§ **ASSIGNED TASK**
All entries below must be reproduced without a single change.
★ ★ ★ ★ ★
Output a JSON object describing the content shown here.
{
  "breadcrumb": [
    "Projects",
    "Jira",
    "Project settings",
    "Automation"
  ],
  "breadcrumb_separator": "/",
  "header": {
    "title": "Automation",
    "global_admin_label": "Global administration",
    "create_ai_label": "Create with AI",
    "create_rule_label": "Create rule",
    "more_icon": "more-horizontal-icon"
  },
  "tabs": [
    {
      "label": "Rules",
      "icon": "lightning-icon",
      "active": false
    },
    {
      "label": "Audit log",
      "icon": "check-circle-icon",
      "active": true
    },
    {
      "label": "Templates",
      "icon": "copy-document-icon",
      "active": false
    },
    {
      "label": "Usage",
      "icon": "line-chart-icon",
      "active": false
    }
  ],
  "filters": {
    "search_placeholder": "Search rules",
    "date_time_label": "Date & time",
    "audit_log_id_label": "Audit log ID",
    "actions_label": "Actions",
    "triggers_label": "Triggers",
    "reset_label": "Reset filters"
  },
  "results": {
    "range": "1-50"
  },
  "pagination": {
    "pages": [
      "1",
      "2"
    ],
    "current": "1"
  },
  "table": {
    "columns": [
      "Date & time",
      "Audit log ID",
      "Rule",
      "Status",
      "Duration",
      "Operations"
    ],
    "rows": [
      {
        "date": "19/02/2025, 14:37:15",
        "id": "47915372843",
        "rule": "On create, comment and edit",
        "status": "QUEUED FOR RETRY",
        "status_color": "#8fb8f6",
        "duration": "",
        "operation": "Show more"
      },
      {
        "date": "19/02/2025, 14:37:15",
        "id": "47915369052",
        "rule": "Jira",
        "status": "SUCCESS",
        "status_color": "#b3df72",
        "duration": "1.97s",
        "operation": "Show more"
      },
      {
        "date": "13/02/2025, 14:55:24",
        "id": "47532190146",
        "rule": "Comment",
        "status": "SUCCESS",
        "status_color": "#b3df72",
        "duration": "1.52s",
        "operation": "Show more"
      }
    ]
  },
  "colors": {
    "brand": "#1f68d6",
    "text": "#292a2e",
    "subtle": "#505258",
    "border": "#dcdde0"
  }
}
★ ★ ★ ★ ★
§ **TASK ANSWER**
Output a JSON object describing the content shown here.
{
  "breadcrumb": [
    "Projects",
    "Jira",
    "Project settings",
    "Automation"
  ],
  "breadcrumb_separator": "/",
  "header": {
    "title": "Automation",
    "global_admin_label": "Global administration",
    "create_ai_label": "Create with AI",
    "create_rule_label": "Create rule",
    "more_icon": "more-horizontal-icon"
  },
  "tabs": [
    {
      "label": "Rules",
      "icon": "lightning-icon",
      "active": false
    },
    {
      "label": "Audit log",
      "icon": "check-circle-icon",
      "active": true
    },
    {
      "label": "Templates",
      "icon": "copy-document-icon",
      "active": false
    },
    {
      "label": "Usage",
      "icon": "line-chart-icon",
      "active": false
    }
  ],
  "filters": {
    "search_placeholder": "Search rules",
    "date_time_label": "Date & time",
    "audit_log_id_label": "Audit log ID",
    "actions_label": "Actions",
    "triggers_label": "Triggers",
    "reset_label": "Reset filters"
  },
  "results": {
    "range": "1-50"
  },
  "pagination": {
    "pages": [
      "1",
      "2"
    ],
    "current": "1"
  },
  "table": {
    "columns": [
      "Date & time",
      "Audit log ID",
      "Rule",
      "Status",
      "Duration",
      "Operations"
    ],
    "rows": [
      {
        "date": "19/02/2025, 14:37:15",
        "id": "47915372843",
        "rule": "On create, comment and edit",
        "status": "QUEUED FOR RETRY",
        "status_color": "#8fb8f6",
        "duration": "",
        "operation": "Show more"
      },
      {
        "date": "19/02/2025, 14:37:15",
        "id": "47915369052",
        "rule": "Jira",
        "status": "SUCCESS",
        "status_color": "#b3df72",
        "duration": "1.97s",
        "operation": "Show more"
      },
      {
        "date": "13/02/2025, 14:55:24",
        "id": "47532190146",
        "rule": "Comment",
        "status": "SUCCESS",
        "status_color": "#b3df72",
        "duration": "1.52s",
        "operation": "Show more"
      }
    ]
  },
  "colors": {
    "brand": "#1f68d6",
    "text": "#292a2e",
    "subtle": "#505258",
    "border": "#dcdde0"
  }
}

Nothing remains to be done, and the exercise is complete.